When does braking feel like hitting a brick wall?
When you try to apply the brakes using the wrong foot.
For those of us with decades of experience using our right feet to slow down, our left feet might as well be attached to our hips with wet noodles. There’s just no control when it comes to using them to stop a motor vehicle.
The debate about driving with two feet is almost as controversial as the one about which way the toilet paper is supposed to hang on the roll. Proponents of braking with the left are either race car drivers or older folks who cruise down roads with their left foot resting on the pedal and brake lights constantly aglow.
Some new information, though, might begin to make two-foot driving the norm.
Those of us who are used to driving with three pedals can’t brake with our left, because we need it to operate the clutch. Drivers of automatic transmissions, though, can use the left foot to compliment the right and possibly even save lives while doing so.
One article makes the argument that left-foot braking is preferred for the safety benefits alone:
According to Evidence Solutions, eliminating that cumbersome process of going from one pedal to the other can save you 60 feet of stopping distance at roughly 55 mph. So, if your left foot were positioned over the brake pedal, using it to slow the car down would eliminate most of those 0.75 seconds you would have otherwise wasted.
I take issue with the idea that moving your right foot to the brake pedal is in any way “cumbersome,” but I do see how changing your habits could give you that extra second or so to avoid a possibly disastrous collision.
The problem is learning how to operate the brake smoothly with the left foot, because the benefit of a faster reaction will only come when braking with the left is second nature. I’m guessing that 90 percent of drivers would lurch and screech their way along the left-foot learning curve and make driving even more hazardous while doing so.
My advice: Stick with what you know.

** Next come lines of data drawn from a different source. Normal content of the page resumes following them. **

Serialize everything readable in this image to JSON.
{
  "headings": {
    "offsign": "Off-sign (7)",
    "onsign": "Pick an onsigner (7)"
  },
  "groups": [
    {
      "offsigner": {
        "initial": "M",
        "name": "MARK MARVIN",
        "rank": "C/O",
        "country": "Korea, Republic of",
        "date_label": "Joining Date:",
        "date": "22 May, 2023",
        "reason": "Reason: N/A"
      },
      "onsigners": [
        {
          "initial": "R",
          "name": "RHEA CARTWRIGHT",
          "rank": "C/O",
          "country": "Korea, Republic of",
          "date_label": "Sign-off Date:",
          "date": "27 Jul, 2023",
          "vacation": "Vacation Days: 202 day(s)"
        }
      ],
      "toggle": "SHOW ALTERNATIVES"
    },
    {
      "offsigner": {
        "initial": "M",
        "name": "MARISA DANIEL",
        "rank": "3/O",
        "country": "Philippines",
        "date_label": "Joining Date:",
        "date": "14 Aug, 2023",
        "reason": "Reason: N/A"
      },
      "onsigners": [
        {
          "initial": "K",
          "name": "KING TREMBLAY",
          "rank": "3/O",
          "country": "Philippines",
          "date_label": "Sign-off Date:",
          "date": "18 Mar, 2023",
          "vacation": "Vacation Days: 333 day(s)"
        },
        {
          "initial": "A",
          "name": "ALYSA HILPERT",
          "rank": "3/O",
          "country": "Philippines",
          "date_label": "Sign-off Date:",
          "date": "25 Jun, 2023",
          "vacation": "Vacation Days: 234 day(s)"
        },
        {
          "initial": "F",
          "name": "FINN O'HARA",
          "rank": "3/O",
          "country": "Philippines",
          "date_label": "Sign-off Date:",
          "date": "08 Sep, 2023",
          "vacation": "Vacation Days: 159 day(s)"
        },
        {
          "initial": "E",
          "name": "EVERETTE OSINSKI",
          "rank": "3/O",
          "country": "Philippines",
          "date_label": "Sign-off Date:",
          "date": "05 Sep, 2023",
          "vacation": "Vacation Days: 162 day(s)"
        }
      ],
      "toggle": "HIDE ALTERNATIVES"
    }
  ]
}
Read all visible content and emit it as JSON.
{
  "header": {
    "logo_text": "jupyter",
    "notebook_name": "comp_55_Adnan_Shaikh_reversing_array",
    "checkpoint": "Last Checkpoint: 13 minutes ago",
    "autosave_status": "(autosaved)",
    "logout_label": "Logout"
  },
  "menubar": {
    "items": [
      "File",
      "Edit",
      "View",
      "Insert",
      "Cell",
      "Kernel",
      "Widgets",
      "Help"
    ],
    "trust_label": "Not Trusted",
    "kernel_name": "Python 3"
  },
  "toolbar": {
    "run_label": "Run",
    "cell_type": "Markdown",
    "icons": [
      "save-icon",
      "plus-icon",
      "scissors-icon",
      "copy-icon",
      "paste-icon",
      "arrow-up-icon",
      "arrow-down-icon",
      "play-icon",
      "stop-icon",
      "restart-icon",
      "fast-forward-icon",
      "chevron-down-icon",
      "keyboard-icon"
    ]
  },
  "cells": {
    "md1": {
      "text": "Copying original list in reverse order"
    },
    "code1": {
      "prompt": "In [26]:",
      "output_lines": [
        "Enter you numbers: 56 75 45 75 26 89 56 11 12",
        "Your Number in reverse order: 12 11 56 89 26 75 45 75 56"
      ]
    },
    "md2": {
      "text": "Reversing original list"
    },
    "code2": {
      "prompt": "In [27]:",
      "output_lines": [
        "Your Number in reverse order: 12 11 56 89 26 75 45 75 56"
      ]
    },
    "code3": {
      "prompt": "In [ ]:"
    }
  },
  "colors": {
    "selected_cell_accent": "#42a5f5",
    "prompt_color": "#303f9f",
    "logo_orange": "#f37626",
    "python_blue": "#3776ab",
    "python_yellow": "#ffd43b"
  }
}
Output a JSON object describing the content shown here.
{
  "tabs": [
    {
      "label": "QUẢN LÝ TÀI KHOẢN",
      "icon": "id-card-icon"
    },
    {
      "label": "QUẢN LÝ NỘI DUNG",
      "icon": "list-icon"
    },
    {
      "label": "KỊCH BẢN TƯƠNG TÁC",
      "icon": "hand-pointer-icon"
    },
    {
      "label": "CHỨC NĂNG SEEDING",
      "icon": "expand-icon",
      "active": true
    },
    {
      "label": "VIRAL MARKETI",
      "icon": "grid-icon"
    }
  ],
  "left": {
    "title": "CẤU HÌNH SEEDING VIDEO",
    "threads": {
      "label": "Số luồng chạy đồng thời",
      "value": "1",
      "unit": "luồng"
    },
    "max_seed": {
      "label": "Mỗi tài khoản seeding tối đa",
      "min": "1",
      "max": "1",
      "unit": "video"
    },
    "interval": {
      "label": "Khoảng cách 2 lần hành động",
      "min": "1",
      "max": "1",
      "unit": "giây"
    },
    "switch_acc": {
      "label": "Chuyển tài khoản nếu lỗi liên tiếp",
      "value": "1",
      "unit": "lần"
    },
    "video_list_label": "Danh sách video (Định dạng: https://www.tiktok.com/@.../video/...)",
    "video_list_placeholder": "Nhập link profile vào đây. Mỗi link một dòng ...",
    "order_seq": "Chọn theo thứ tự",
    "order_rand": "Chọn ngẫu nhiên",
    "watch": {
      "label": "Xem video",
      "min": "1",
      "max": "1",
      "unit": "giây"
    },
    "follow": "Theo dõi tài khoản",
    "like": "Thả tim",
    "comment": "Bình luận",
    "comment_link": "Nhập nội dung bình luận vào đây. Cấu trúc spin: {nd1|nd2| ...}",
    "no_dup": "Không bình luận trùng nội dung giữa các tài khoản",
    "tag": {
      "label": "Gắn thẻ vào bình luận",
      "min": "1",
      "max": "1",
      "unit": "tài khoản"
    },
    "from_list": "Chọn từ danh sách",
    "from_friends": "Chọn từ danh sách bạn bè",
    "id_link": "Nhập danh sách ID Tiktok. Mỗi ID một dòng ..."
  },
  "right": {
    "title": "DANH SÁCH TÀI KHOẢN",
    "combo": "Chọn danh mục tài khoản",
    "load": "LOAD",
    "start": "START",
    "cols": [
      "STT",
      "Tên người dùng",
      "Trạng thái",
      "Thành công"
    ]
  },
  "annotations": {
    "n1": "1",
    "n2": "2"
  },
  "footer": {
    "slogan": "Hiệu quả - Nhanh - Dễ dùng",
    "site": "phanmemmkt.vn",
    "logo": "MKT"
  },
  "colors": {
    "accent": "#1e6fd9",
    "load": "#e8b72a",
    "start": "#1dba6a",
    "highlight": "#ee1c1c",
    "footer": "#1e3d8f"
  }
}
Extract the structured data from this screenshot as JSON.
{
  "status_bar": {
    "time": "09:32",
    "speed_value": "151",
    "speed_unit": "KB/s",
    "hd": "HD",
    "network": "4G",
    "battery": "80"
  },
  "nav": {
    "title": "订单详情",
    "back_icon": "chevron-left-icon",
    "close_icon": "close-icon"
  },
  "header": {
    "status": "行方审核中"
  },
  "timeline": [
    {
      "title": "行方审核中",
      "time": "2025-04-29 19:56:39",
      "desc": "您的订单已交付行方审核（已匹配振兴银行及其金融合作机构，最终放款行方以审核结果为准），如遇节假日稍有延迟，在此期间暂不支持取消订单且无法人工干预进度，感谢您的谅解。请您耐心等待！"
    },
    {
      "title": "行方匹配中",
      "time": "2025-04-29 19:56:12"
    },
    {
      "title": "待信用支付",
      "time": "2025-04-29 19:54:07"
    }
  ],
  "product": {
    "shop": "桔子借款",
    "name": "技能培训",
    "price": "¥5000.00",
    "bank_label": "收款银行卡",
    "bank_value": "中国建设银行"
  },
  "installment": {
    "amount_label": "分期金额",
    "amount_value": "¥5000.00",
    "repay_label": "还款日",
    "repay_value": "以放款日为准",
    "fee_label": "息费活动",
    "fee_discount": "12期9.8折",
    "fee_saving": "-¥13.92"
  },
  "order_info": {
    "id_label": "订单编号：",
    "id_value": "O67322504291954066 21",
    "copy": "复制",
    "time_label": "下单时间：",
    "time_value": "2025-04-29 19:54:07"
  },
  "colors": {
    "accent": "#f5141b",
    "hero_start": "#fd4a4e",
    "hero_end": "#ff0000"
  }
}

If you learned to drive by braking with your right, keep doing so. If you learned to brake with your left, don’t quit, just please make sure you don’t rest your foot on the pedal while driving.
What do you think of left-foot braking?